* Action item: In your answer, print every record exactly as it is written.

Segment Start: Data to examine

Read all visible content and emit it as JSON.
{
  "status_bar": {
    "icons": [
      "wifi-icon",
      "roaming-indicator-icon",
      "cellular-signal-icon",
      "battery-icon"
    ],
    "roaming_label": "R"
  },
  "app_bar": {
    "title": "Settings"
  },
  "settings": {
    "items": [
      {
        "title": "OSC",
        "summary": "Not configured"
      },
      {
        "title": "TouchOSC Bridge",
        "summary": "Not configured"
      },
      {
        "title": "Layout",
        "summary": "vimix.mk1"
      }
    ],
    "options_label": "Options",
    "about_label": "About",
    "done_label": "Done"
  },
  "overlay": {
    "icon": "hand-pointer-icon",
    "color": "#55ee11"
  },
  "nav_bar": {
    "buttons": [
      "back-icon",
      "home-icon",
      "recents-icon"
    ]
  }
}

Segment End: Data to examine

* Expected answer:
Read all visible content and emit it as JSON.
{
  "status_bar": {
    "icons": [
      "wifi-icon",
      "roaming-indicator-icon",
      "cellular-signal-icon",
      "battery-icon"
    ],
    "roaming_label": "R"
  },
  "app_bar": {
    "title": "Settings"
  },
  "settings": {
    "items": [
      {
        "title": "OSC",
        "summary": "Not configured"
      },
      {
        "title": "TouchOSC Bridge",
        "summary": "Not configured"
      },
      {
        "title": "Layout",
        "summary": "vimix.mk1"
      }
    ],
    "options_label": "Options",
    "about_label": "About",
    "done_label": "Done"
  },
  "overlay": {
    "icon": "hand-pointer-icon",
    "color": "#55ee11"
  },
  "nav_bar": {
    "buttons": [
      "back-icon",
      "home-icon",
      "recents-icon"
    ]
  }
}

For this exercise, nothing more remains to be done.